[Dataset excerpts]
"""

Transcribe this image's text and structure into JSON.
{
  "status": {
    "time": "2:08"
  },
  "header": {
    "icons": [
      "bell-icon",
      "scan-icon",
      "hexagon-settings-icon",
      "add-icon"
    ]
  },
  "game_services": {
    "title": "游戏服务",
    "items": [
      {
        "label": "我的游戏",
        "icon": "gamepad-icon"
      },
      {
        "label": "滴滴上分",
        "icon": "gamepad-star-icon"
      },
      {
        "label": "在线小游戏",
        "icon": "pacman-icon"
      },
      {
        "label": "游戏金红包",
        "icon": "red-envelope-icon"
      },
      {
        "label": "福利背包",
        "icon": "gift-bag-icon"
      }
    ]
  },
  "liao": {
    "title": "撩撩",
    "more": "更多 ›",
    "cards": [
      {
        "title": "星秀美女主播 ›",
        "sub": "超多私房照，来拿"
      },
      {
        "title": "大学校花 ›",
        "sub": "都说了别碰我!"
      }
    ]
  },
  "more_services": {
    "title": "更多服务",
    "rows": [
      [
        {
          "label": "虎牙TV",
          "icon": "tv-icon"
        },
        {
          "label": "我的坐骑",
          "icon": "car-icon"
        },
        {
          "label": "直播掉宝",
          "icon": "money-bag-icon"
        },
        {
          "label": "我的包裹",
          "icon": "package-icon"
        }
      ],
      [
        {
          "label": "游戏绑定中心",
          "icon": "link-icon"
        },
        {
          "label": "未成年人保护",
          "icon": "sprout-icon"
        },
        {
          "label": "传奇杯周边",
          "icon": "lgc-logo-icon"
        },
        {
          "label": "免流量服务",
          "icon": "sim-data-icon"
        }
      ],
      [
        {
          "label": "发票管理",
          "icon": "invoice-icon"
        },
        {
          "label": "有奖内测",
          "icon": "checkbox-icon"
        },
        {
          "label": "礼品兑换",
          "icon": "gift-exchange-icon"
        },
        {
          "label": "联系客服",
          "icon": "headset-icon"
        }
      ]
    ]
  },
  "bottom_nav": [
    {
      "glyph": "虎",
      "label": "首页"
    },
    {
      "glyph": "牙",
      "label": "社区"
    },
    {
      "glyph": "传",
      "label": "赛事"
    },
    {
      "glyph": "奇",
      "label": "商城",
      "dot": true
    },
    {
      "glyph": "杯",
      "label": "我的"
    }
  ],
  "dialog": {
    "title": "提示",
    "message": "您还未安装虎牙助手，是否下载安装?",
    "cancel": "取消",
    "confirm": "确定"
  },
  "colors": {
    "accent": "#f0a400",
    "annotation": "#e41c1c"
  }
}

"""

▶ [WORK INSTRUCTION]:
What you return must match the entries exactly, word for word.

▶ [SOLUTION TO THIS EXERCISE]:
Transcribe this image's text and structure into JSON.
{
  "status": {
    "time": "2:08"
  },
  "header": {
    "icons": [
      "bell-icon",
      "scan-icon",
      "hexagon-settings-icon",
      "add-icon"
    ]
  },
  "game_services": {
    "title": "游戏服务",
    "items": [
      {
        "label": "我的游戏",
        "icon": "gamepad-icon"
      },
      {
        "label": "滴滴上分",
        "icon": "gamepad-star-icon"
      },
      {
        "label": "在线小游戏",
        "icon": "pacman-icon"
      },
      {
        "label": "游戏金红包",
        "icon": "red-envelope-icon"
      },
      {
        "label": "福利背包",
        "icon": "gift-bag-icon"
      }
    ]
  },
  "liao": {
    "title": "撩撩",
    "more": "更多 ›",
    "cards": [
      {
        "title": "星秀美女主播 ›",
        "sub": "超多私房照，来拿"
      },
      {
        "title": "大学校花 ›",
        "sub": "都说了别碰我!"
      }
    ]
  },
  "more_services": {
    "title": "更多服务",
    "rows": [
      [
        {
          "label": "虎牙TV",
          "icon": "tv-icon"
        },
        {
          "label": "我的坐骑",
          "icon": "car-icon"
        },
        {
          "label": "直播掉宝",
          "icon": "money-bag-icon"
        },
        {
          "label": "我的包裹",
          "icon": "package-icon"
        }
      ],
      [
        {
          "label": "游戏绑定中心",
          "icon": "link-icon"
        },
        {
          "label": "未成年人保护",
          "icon": "sprout-icon"
        },
        {
          "label": "传奇杯周边",
          "icon": "lgc-logo-icon"
        },
        {
          "label": "免流量服务",
          "icon": "sim-data-icon"
        }
      ],
      [
        {
          "label": "发票管理",
          "icon": "invoice-icon"
        },
        {
          "label": "有奖内测",
          "icon": "checkbox-icon"
        },
        {
          "label": "礼品兑换",
          "icon": "gift-exchange-icon"
        },
        {
          "label": "联系客服",
          "icon": "headset-icon"
        }
      ]
    ]
  },
  "bottom_nav": [
    {
      "glyph": "虎",
      "label": "首页"
    },
    {
      "glyph": "牙",
      "label": "社区"
    },
    {
      "glyph": "传",
      "label": "赛事"
    },
    {
      "glyph": "奇",
      "label": "商城",
      "dot": true
    },
    {
      "glyph": "杯",
      "label": "我的"
    }
  ],
  "dialog": {
    "title": "提示",
    "message": "您还未安装虎牙助手，是否下载安装?",
    "cancel": "取消",
    "confirm": "确定"
  },
  "colors": {
    "accent": "#f0a400",
    "annotation": "#e41c1c"
  }
}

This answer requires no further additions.